      The trail drifts south and edges near the deepest pools of the preserve. There are often lots of egrets and cranes here, and they provide an interesting contrast as they stand upright in the water, mostly still, while small planes fly close by overhead on the way to a nearby airport. At 1.66 miles, Pinheiro Fire Road ends as the marsh peters out into dry land. A trail turns right and heads out of the preserve on a straight, eucalyptus-lined path near some houses. Stay to the left, continuing around the cove. 
      In 1999 a bridge was constructed, making it possible to cross a creek in the winter without soaking your shoes (and at times, legs). Photo of Pinheiro Fire RoadRest or pause under one of the large trees along the trail and enjoy the view of the cove, and further to the west, the slopes of Mount Burdell. A blue oak tree stands across the trail from a buckeye. Deer seem to be around every corner, and paw prints in the sand suggest that coyotes spend time near the water as well. Throughout this grassland you might see coyote brush and a handful of shrubby manzanita. In late winter, wild radish and suncups bloom in the grass. Bear left at two unsigned rough junctions where trails drift to the right and head uphill. After passing a large cluster of California sagebrush, at the edge of the cove, the fire road curves to the left and reaches a junction at 2.27 miles. The fire road continues to the right, toward the Petaluma Ridge March Wildlife Area.Trail across the levee Turn left and almost immediately, look for a small trail running on a berm through the marsh (now thankfully marked with a blank signpost). Turn left. After a few feet, at 2.30 miles, the trail splits. Stay to the left, or you will be forced to travel cross country (not so fun in wet months) to join the only proper trail. The level path is lined with wild radish in spring. Look for ducks, geese, and swans in the water, and pickleweed growing along the water's edge.

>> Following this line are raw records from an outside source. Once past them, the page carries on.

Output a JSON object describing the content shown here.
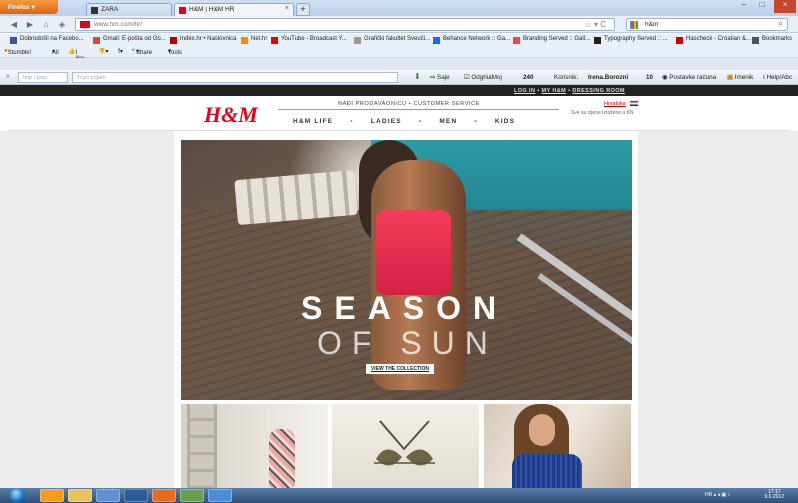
{
  "browser": {
    "menu_label": "Firefox",
    "tabs": [
      {
        "label": "ZARA",
        "active": false
      },
      {
        "label": "H&M | H&M HR",
        "active": true
      }
    ],
    "url": "www.hm.com/hr/",
    "search_text": "h&m"
  },
  "bookmarks": [
    "Dobrodošli na Facebo...",
    "Gmail: E-pošta od Go...",
    "Index.hr • Naslovnica",
    "Net.hr",
    "YouTube - Broadcast Y...",
    "Grafički fakultet Sveuči...",
    "Behance Network :: Ga...",
    "Branding Served :: Gall...",
    "Typography Served :: ...",
    "Hascheck - Croatian &...",
    "Bookmarks"
  ],
  "stumble_bar": {
    "stumble": "Stumble!",
    "all": "All",
    "like": "I like it!",
    "share": "Share",
    "tools": "Tools"
  },
  "toolbar2": {
    "field1_placeholder": "Ime i prez",
    "field2_placeholder": "Traži pojam",
    "saje": "Saje",
    "odghia": "OdghiaMoj",
    "count1": "240",
    "user_label": "Korisnik:",
    "user_name": "Irena.Borozni",
    "count2": "10",
    "account": "Postavke računa",
    "imenik": "Imenik",
    "help": "Help/Abc"
  },
  "hm": {
    "top_links": [
      "LOG IN",
      "MY H&M",
      "DRESSING ROOM"
    ],
    "logo": "H&M",
    "find_store": "NAĐI PRODAVAONICU • CUSTOMER SERVICE",
    "nav": [
      "H&M LIFE",
      "LADIES",
      "MEN",
      "KIDS"
    ],
    "language": "Hrvatska",
    "price_info": "Sve su cijene izražene u KN",
    "hero_title_1": "SEASON",
    "hero_title_2": "OF SUN",
    "hero_cta": "VIEW THE COLLECTION"
  },
  "taskbar": {
    "time": "17:17",
    "date": "9.6.2012"
  }
}
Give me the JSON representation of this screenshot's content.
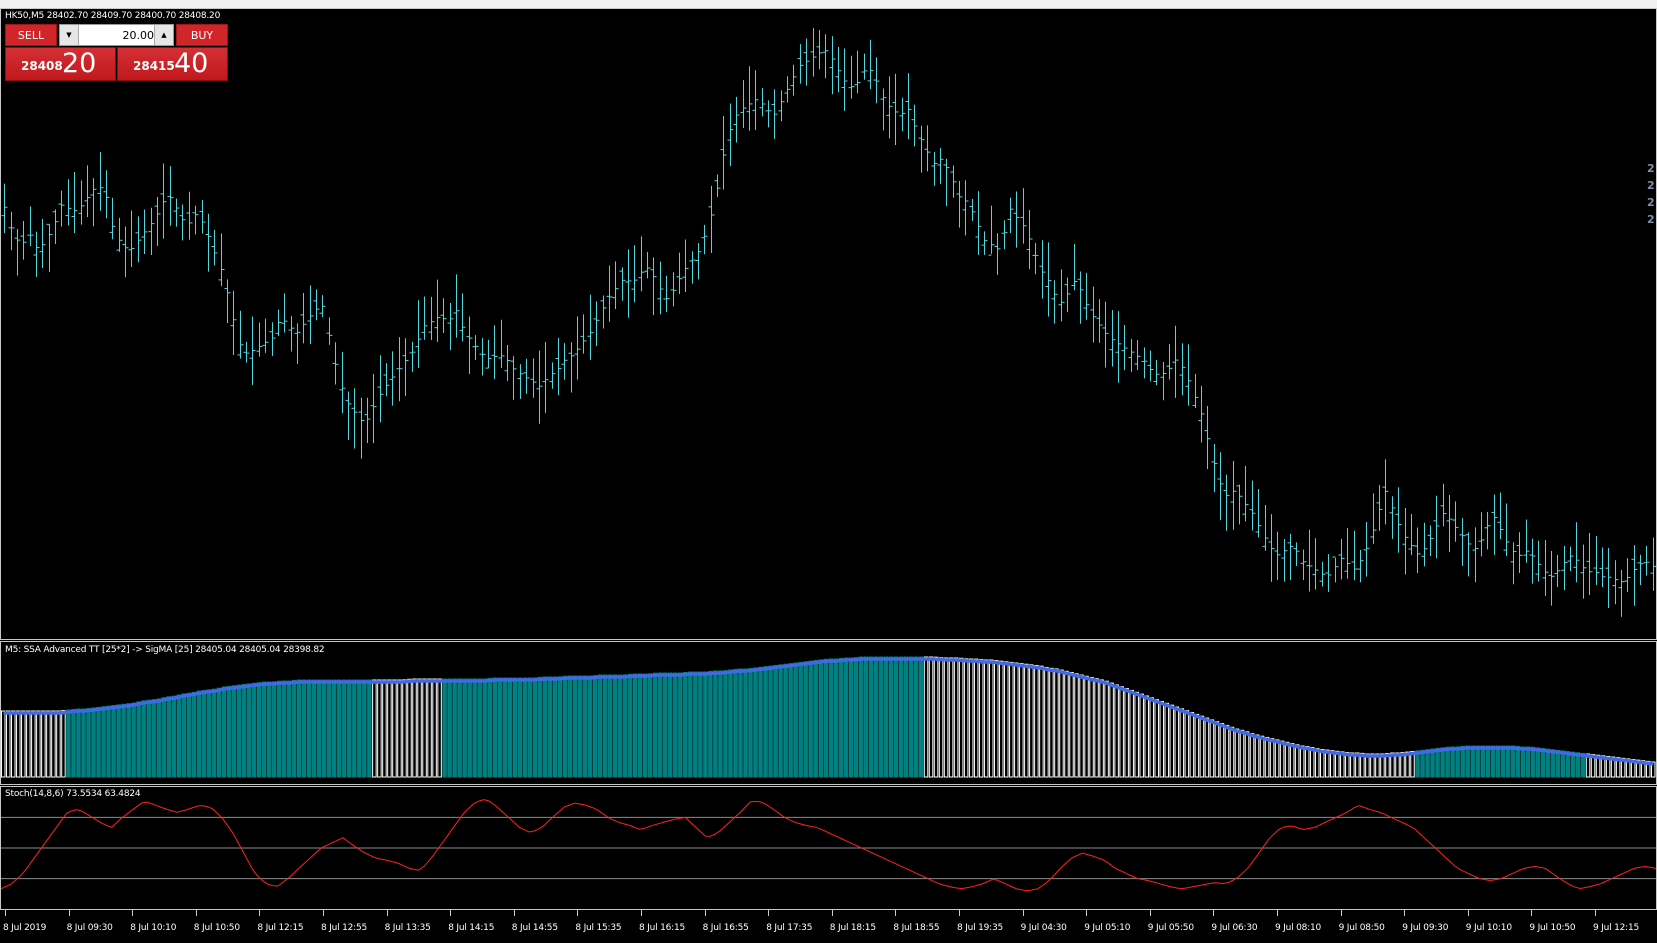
{
  "window": {
    "symbol_info": "HK50,M5  28402.70 28409.70 28400.70 28408.20"
  },
  "trade_panel": {
    "sell_label": "SELL",
    "buy_label": "BUY",
    "lot_value": "20.00",
    "sell_price_main": "28408",
    "sell_price_big": "20",
    "buy_price_main": "28415",
    "buy_price_big": "40",
    "colors": {
      "panel_red": "#d0262a"
    }
  },
  "right_price_labels": [
    "2",
    "2",
    "2",
    "2"
  ],
  "indicators": {
    "ssa_label": "M5: SSA Advanced TT [25*2] -> SigMA [25] 28405.04 28405.04 28398.82",
    "stoch_label": "Stoch(14,8,6) 73.5534 63.4824"
  },
  "time_axis": {
    "labels": [
      "8 Jul 2019",
      "8 Jul 09:30",
      "8 Jul 10:10",
      "8 Jul 10:50",
      "8 Jul 12:15",
      "8 Jul 12:55",
      "8 Jul 13:35",
      "8 Jul 14:15",
      "8 Jul 14:55",
      "8 Jul 15:35",
      "8 Jul 16:15",
      "8 Jul 16:55",
      "8 Jul 17:35",
      "8 Jul 18:15",
      "8 Jul 18:55",
      "8 Jul 19:35",
      "9 Jul 04:30",
      "9 Jul 05:10",
      "9 Jul 05:50",
      "9 Jul 06:30",
      "9 Jul 08:10",
      "9 Jul 08:50",
      "9 Jul 09:30",
      "9 Jul 10:10",
      "9 Jul 10:50",
      "9 Jul 12:15"
    ]
  },
  "chart_data": [
    {
      "type": "ohlc",
      "symbol": "HK50,M5",
      "bar_color": "#4fd7e0",
      "background": "#000000",
      "closes": [
        340,
        315,
        305,
        315,
        300,
        310,
        325,
        345,
        335,
        340,
        350,
        360,
        355,
        320,
        305,
        300,
        310,
        320,
        330,
        345,
        350,
        330,
        325,
        335,
        320,
        300,
        280,
        250,
        215,
        205,
        210,
        215,
        220,
        240,
        230,
        225,
        235,
        245,
        250,
        215,
        180,
        160,
        150,
        140,
        155,
        170,
        180,
        190,
        200,
        210,
        230,
        235,
        240,
        235,
        245,
        225,
        215,
        205,
        200,
        205,
        200,
        190,
        185,
        180,
        175,
        185,
        190,
        200,
        205,
        215,
        225,
        240,
        255,
        265,
        275,
        270,
        280,
        285,
        270,
        255,
        265,
        280,
        290,
        300,
        320,
        350,
        390,
        420,
        430,
        435,
        440,
        430,
        425,
        440,
        455,
        470,
        475,
        480,
        485,
        475,
        460,
        450,
        455,
        470,
        460,
        440,
        430,
        425,
        430,
        410,
        395,
        380,
        385,
        370,
        350,
        345,
        330,
        310,
        305,
        300,
        340,
        330,
        320,
        300,
        280,
        270,
        250,
        260,
        275,
        255,
        240,
        230,
        220,
        215,
        210,
        205,
        200,
        190,
        185,
        190,
        200,
        190,
        170,
        150,
        120,
        90,
        75,
        80,
        70,
        60,
        45,
        30,
        20,
        25,
        30,
        15,
        10,
        5,
        0,
        10,
        20,
        5,
        15,
        30,
        55,
        80,
        60,
        40,
        30,
        20,
        30,
        45,
        60,
        50,
        40,
        30,
        25,
        45,
        55,
        40,
        25,
        20,
        25,
        15,
        5,
        0,
        10,
        20,
        15,
        5,
        5,
        0,
        0,
        -5,
        0,
        10,
        15,
        10
      ]
    },
    {
      "type": "histogram+line",
      "title": "M5: SSA Advanced TT [25*2] -> SigMA [25]",
      "values_shown": [
        28405.04,
        28405.04,
        28398.82
      ],
      "up_color": "#008080",
      "down_color": "#ffffff",
      "line_color": "#4169e1",
      "values": [
        66,
        66,
        66,
        66,
        66,
        66,
        66,
        66,
        67,
        68,
        68,
        69,
        70,
        71,
        72,
        73,
        74,
        76,
        77,
        78,
        80,
        81,
        83,
        84,
        86,
        87,
        88,
        90,
        91,
        92,
        93,
        94,
        95,
        95,
        96,
        96,
        97,
        97,
        97,
        97,
        97,
        97,
        97,
        97,
        97,
        97,
        97,
        97,
        97,
        97,
        98,
        98,
        98,
        98,
        98,
        98,
        98,
        98,
        98,
        98,
        99,
        99,
        99,
        99,
        99,
        99,
        100,
        100,
        100,
        101,
        101,
        101,
        101,
        102,
        102,
        102,
        102,
        103,
        103,
        103,
        104,
        104,
        104,
        104,
        105,
        105,
        105,
        106,
        106,
        107,
        108,
        108,
        109,
        110,
        111,
        112,
        113,
        114,
        115,
        116,
        117,
        118,
        118,
        119,
        119,
        120,
        120,
        120,
        120,
        120,
        120,
        120,
        120,
        120,
        120,
        119,
        119,
        119,
        118,
        118,
        117,
        117,
        116,
        115,
        114,
        113,
        112,
        111,
        109,
        108,
        106,
        104,
        102,
        100,
        98,
        96,
        93,
        90,
        87,
        84,
        81,
        78,
        75,
        72,
        69,
        66,
        63,
        60,
        57,
        54,
        51,
        48,
        46,
        43,
        41,
        39,
        37,
        35,
        33,
        31,
        30,
        28,
        27,
        26,
        25,
        24,
        24,
        23,
        23,
        23,
        24,
        24,
        25,
        26,
        27,
        28,
        29,
        30,
        30,
        31,
        31,
        31,
        31,
        31,
        31,
        31,
        30,
        30,
        29,
        28,
        27,
        26,
        25,
        24,
        23,
        22,
        21,
        20,
        19,
        18,
        17,
        16,
        15
      ],
      "up_mask_ranges": [
        [
          13,
          73
        ],
        [
          88,
          183
        ],
        [
          282,
          315
        ]
      ]
    },
    {
      "type": "line",
      "title": "Stoch(14,8,6)",
      "values_shown": [
        73.5534,
        63.4824
      ],
      "line_color": "#ff2020",
      "levels": [
        80,
        50,
        20
      ],
      "ylim": [
        0,
        100
      ],
      "values": [
        10,
        15,
        25,
        40,
        55,
        70,
        85,
        88,
        82,
        75,
        70,
        80,
        88,
        96,
        92,
        88,
        85,
        88,
        92,
        90,
        80,
        65,
        45,
        25,
        15,
        12,
        20,
        30,
        40,
        50,
        55,
        60,
        52,
        45,
        40,
        38,
        35,
        30,
        28,
        40,
        55,
        70,
        85,
        95,
        98,
        90,
        80,
        70,
        65,
        70,
        80,
        90,
        94,
        92,
        88,
        80,
        75,
        72,
        68,
        72,
        75,
        78,
        80,
        70,
        60,
        65,
        75,
        85,
        96,
        95,
        88,
        80,
        75,
        72,
        70,
        65,
        60,
        55,
        50,
        45,
        40,
        35,
        30,
        25,
        20,
        15,
        12,
        10,
        12,
        15,
        20,
        15,
        10,
        8,
        10,
        18,
        30,
        40,
        45,
        42,
        38,
        30,
        25,
        20,
        18,
        15,
        12,
        10,
        12,
        14,
        16,
        15,
        20,
        30,
        45,
        60,
        70,
        72,
        68,
        70,
        75,
        80,
        85,
        92,
        88,
        85,
        80,
        75,
        70,
        60,
        50,
        40,
        30,
        25,
        20,
        18,
        20,
        25,
        30,
        32,
        30,
        22,
        15,
        10,
        12,
        15,
        20,
        25,
        30,
        32,
        30
      ]
    }
  ]
}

The trail meets up with Pinheiro Fire Road at a previously encountered junction, 2.51 miles; turn right and retrace your steps to the trailhead.

Total mileage: 3.78 miles
Last hiked: May 9, 2001
Previous visit: March 3, 2000